Warning: This post is offensive, even to me.
Let’s talk about what journalists don’t write about.
The worst part of our profession – besides the long hours, low pay, and zero respect – is having to repeatedly write the same stories. Trying to be creative without getting abusive is a real challenge.
I’m editor of a personal finance site called Debt.com. Like all such niche sites – and niche magazines, which I’ve also edited – we must constantly dream up new angles for giving the same boring advice. Of course you shouldn’t run up your credit card bills, but how many ways can you write that?
One day recently, we brainstormed this: 5 Debt Lessons From World Dictators. It posted yesterday. Immediately, I was asked why we’d do something so tasteless.
I replied: “It’s not like we’re endorsing dictatorships. Besides, you should’ve seen the first awful idea.”
It was called “Debt Terrorists.” It’s below.
Needless to say, we disposed of the idea rather quickly. (Well, to be accurate, I proposed it and the other editors looked at me like a Great Dane looks at a barking chihuahua.)
Then I suggested we still write it up – as an example of how journalists wisely censor their own crass concepts.
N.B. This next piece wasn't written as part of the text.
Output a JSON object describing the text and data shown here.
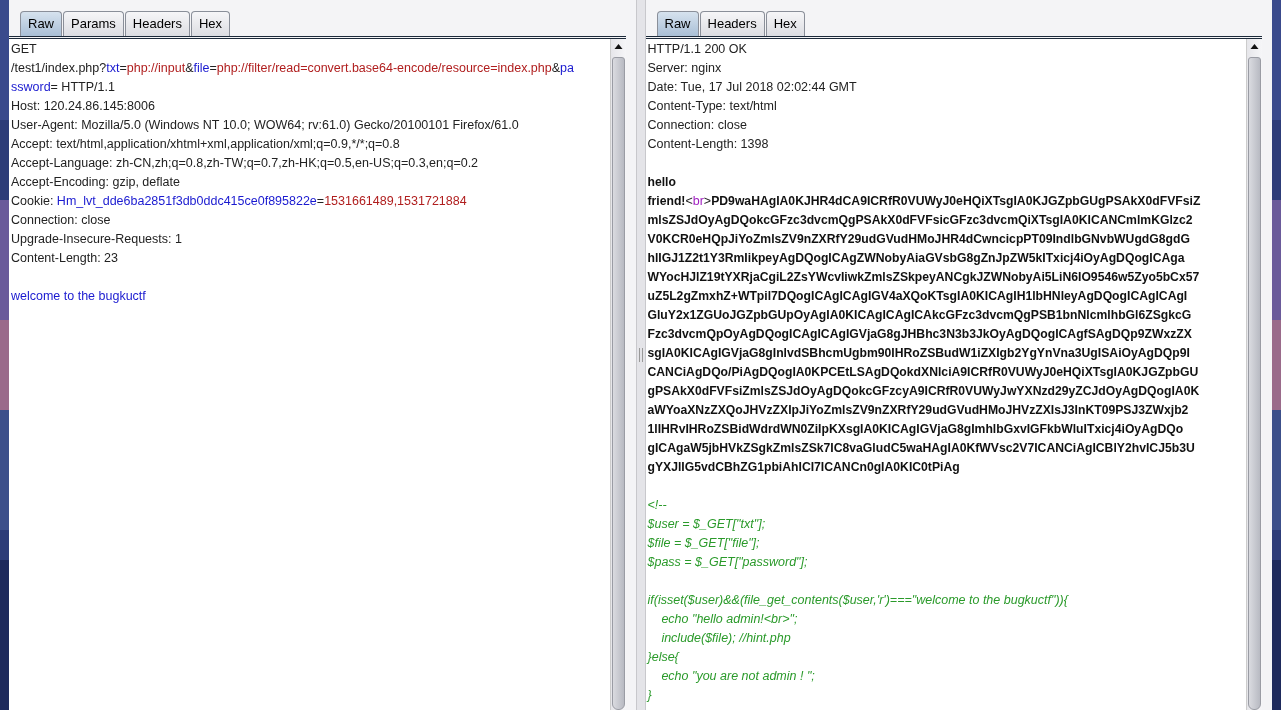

Too many readers assume we just write whatever pops into our crazy, lazy skulls. Here’s a (literally) graphic example of how we don’t. Journalists really do care about their readers.
I asked our illustrator to design an infographic, but she was so offended by her own results, she refused to give it to me. So I designed it on my own.
It sure would be nice if everyone who gazes upon this infographic remembers: It’s just a demonstration of how awful journalism could be if we truly didn’t give a crap about our audience.
But somehow, the Internet being what it is, I’m sure I’ll get hit hard for this – because that’s another drawback of being a journalist.
See also: 50 Shades of Pay